Activity
Below are some records; work out how many of their lines contain "Name" and give the number only.

Material for this exercise
· · · ·

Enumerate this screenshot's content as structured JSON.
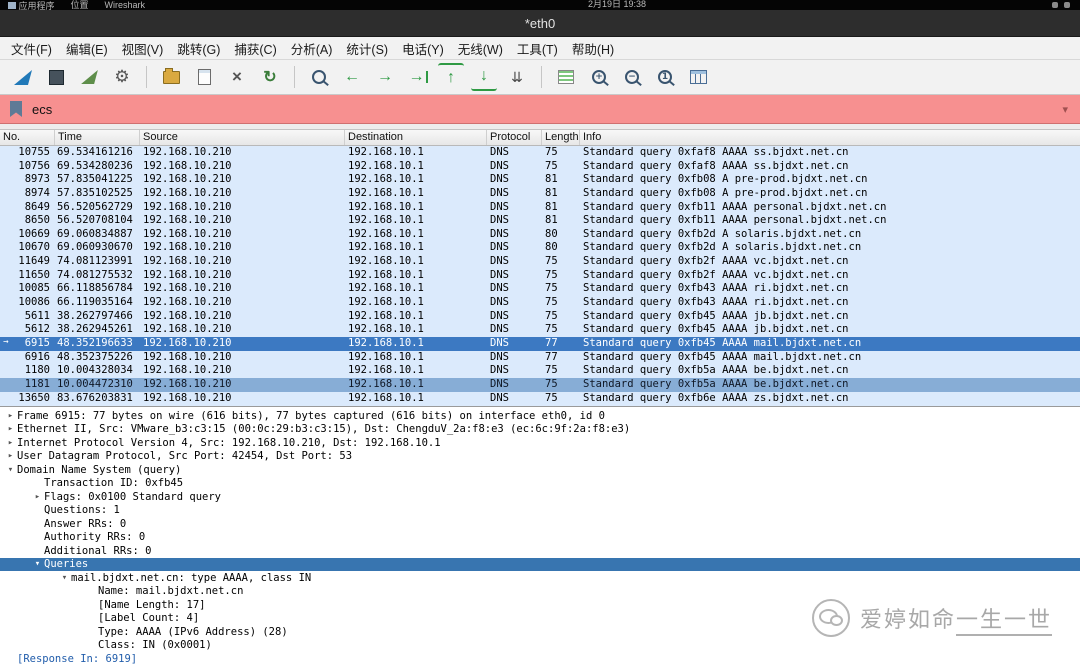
{
  "top_bar": {
    "items": [
      "应用程序",
      "位置",
      "Wireshark"
    ],
    "clock": "2月19日 19:38"
  },
  "title_bar": {
    "title": "*eth0"
  },
  "menu_bar": {
    "items": [
      "文件(F)",
      "编辑(E)",
      "视图(V)",
      "跳转(G)",
      "捕获(C)",
      "分析(A)",
      "统计(S)",
      "电话(Y)",
      "无线(W)",
      "工具(T)",
      "帮助(H)"
    ]
  },
  "toolbar": {
    "icons": [
      "start-capture",
      "stop-capture",
      "restart-capture",
      "capture-options",
      "open-file",
      "save-file",
      "close-file",
      "reload-file",
      "find-packet",
      "go-previous",
      "go-next",
      "go-to-packet",
      "go-first",
      "go-last",
      "auto-scroll",
      "colorize",
      "zoom-in",
      "zoom-out",
      "zoom-original",
      "resize-columns"
    ]
  },
  "filter_bar": {
    "value": "ecs",
    "state_color": "#f79090"
  },
  "packet_list": {
    "columns": [
      "No.",
      "Time",
      "Source",
      "Destination",
      "Protocol",
      "Length",
      "Info"
    ],
    "rows": [
      {
        "mark": "",
        "no": "10755",
        "time": "69.534161216",
        "src": "192.168.10.210",
        "dst": "192.168.10.1",
        "proto": "DNS",
        "len": "75",
        "info": "Standard query 0xfaf8 AAAA ss.bjdxt.net.cn"
      },
      {
        "mark": "",
        "no": "10756",
        "time": "69.534280236",
        "src": "192.168.10.210",
        "dst": "192.168.10.1",
        "proto": "DNS",
        "len": "75",
        "info": "Standard query 0xfaf8 AAAA ss.bjdxt.net.cn"
      },
      {
        "mark": "",
        "no": "8973",
        "time": "57.835041225",
        "src": "192.168.10.210",
        "dst": "192.168.10.1",
        "proto": "DNS",
        "len": "81",
        "info": "Standard query 0xfb08 A pre-prod.bjdxt.net.cn"
      },
      {
        "mark": "",
        "no": "8974",
        "time": "57.835102525",
        "src": "192.168.10.210",
        "dst": "192.168.10.1",
        "proto": "DNS",
        "len": "81",
        "info": "Standard query 0xfb08 A pre-prod.bjdxt.net.cn"
      },
      {
        "mark": "",
        "no": "8649",
        "time": "56.520562729",
        "src": "192.168.10.210",
        "dst": "192.168.10.1",
        "proto": "DNS",
        "len": "81",
        "info": "Standard query 0xfb11 AAAA personal.bjdxt.net.cn"
      },
      {
        "mark": "",
        "no": "8650",
        "time": "56.520708104",
        "src": "192.168.10.210",
        "dst": "192.168.10.1",
        "proto": "DNS",
        "len": "81",
        "info": "Standard query 0xfb11 AAAA personal.bjdxt.net.cn"
      },
      {
        "mark": "",
        "no": "10669",
        "time": "69.060834887",
        "src": "192.168.10.210",
        "dst": "192.168.10.1",
        "proto": "DNS",
        "len": "80",
        "info": "Standard query 0xfb2d A solaris.bjdxt.net.cn"
      },
      {
        "mark": "",
        "no": "10670",
        "time": "69.060930670",
        "src": "192.168.10.210",
        "dst": "192.168.10.1",
        "proto": "DNS",
        "len": "80",
        "info": "Standard query 0xfb2d A solaris.bjdxt.net.cn"
      },
      {
        "mark": "",
        "no": "11649",
        "time": "74.081123991",
        "src": "192.168.10.210",
        "dst": "192.168.10.1",
        "proto": "DNS",
        "len": "75",
        "info": "Standard query 0xfb2f AAAA vc.bjdxt.net.cn"
      },
      {
        "mark": "",
        "no": "11650",
        "time": "74.081275532",
        "src": "192.168.10.210",
        "dst": "192.168.10.1",
        "proto": "DNS",
        "len": "75",
        "info": "Standard query 0xfb2f AAAA vc.bjdxt.net.cn"
      },
      {
        "mark": "",
        "no": "10085",
        "time": "66.118856784",
        "src": "192.168.10.210",
        "dst": "192.168.10.1",
        "proto": "DNS",
        "len": "75",
        "info": "Standard query 0xfb43 AAAA ri.bjdxt.net.cn"
      },
      {
        "mark": "",
        "no": "10086",
        "time": "66.119035164",
        "src": "192.168.10.210",
        "dst": "192.168.10.1",
        "proto": "DNS",
        "len": "75",
        "info": "Standard query 0xfb43 AAAA ri.bjdxt.net.cn"
      },
      {
        "mark": "",
        "no": "5611",
        "time": "38.262797466",
        "src": "192.168.10.210",
        "dst": "192.168.10.1",
        "proto": "DNS",
        "len": "75",
        "info": "Standard query 0xfb45 AAAA jb.bjdxt.net.cn"
      },
      {
        "mark": "",
        "no": "5612",
        "time": "38.262945261",
        "src": "192.168.10.210",
        "dst": "192.168.10.1",
        "proto": "DNS",
        "len": "75",
        "info": "Standard query 0xfb45 AAAA jb.bjdxt.net.cn"
      },
      {
        "mark": "→",
        "no": "6915",
        "time": "48.352196633",
        "src": "192.168.10.210",
        "dst": "192.168.10.1",
        "proto": "DNS",
        "len": "77",
        "info": "Standard query 0xfb45 AAAA mail.bjdxt.net.cn",
        "cls": "sel"
      },
      {
        "mark": "",
        "no": "6916",
        "time": "48.352375226",
        "src": "192.168.10.210",
        "dst": "192.168.10.1",
        "proto": "DNS",
        "len": "77",
        "info": "Standard query 0xfb45 AAAA mail.bjdxt.net.cn"
      },
      {
        "mark": "",
        "no": "1180",
        "time": "10.004328034",
        "src": "192.168.10.210",
        "dst": "192.168.10.1",
        "proto": "DNS",
        "len": "75",
        "info": "Standard query 0xfb5a AAAA be.bjdxt.net.cn"
      },
      {
        "mark": "",
        "no": "1181",
        "time": "10.004472310",
        "src": "192.168.10.210",
        "dst": "192.168.10.1",
        "proto": "DNS",
        "len": "75",
        "info": "Standard query 0xfb5a AAAA be.bjdxt.net.cn",
        "cls": "rel"
      },
      {
        "mark": "",
        "no": "13650",
        "time": "83.676203831",
        "src": "192.168.10.210",
        "dst": "192.168.10.1",
        "proto": "DNS",
        "len": "75",
        "info": "Standard query 0xfb6e AAAA zs.bjdxt.net.cn"
      }
    ]
  },
  "details": {
    "lines": [
      {
        "arrow": "▸",
        "indent": 0,
        "text": "Frame 6915: 77 bytes on wire (616 bits), 77 bytes captured (616 bits) on interface eth0, id 0"
      },
      {
        "arrow": "▸",
        "indent": 0,
        "text": "Ethernet II, Src: VMware_b3:c3:15 (00:0c:29:b3:c3:15), Dst: ChengduV_2a:f8:e3 (ec:6c:9f:2a:f8:e3)"
      },
      {
        "arrow": "▸",
        "indent": 0,
        "text": "Internet Protocol Version 4, Src: 192.168.10.210, Dst: 192.168.10.1"
      },
      {
        "arrow": "▸",
        "indent": 0,
        "text": "User Datagram Protocol, Src Port: 42454, Dst Port: 53"
      },
      {
        "arrow": "▾",
        "indent": 0,
        "text": "Domain Name System (query)"
      },
      {
        "arrow": "",
        "indent": 1,
        "text": "Transaction ID: 0xfb45"
      },
      {
        "arrow": "▸",
        "indent": 1,
        "text": "Flags: 0x0100 Standard query"
      },
      {
        "arrow": "",
        "indent": 1,
        "text": "Questions: 1"
      },
      {
        "arrow": "",
        "indent": 1,
        "text": "Answer RRs: 0"
      },
      {
        "arrow": "",
        "indent": 1,
        "text": "Authority RRs: 0"
      },
      {
        "arrow": "",
        "indent": 1,
        "text": "Additional RRs: 0"
      },
      {
        "arrow": "▾",
        "indent": 1,
        "text": "Queries",
        "cls": "sel"
      },
      {
        "arrow": "▾",
        "indent": 2,
        "text": "mail.bjdxt.net.cn: type AAAA, class IN"
      },
      {
        "arrow": "",
        "indent": 3,
        "text": "Name: mail.bjdxt.net.cn"
      },
      {
        "arrow": "",
        "indent": 3,
        "text": "[Name Length: 17]"
      },
      {
        "arrow": "",
        "indent": 3,
        "text": "[Label Count: 4]"
      },
      {
        "arrow": "",
        "indent": 3,
        "text": "Type: AAAA (IPv6 Address) (28)"
      },
      {
        "arrow": "",
        "indent": 3,
        "text": "Class: IN (0x0001)"
      },
      {
        "arrow": "",
        "indent": 0,
        "text": "[Response In: 6919]",
        "cls": "link"
      }
    ]
  },
  "watermark": {
    "text_a": "爱婷如命",
    "text_b": "一生一世"
  },
  "colors": {
    "selection_blue": "#3c79c2",
    "related_blue": "#87add6",
    "dns_row_blue": "#dbeafc",
    "filter_invalid_pink": "#f79090"
  }
}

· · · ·

Solution to this exercise
3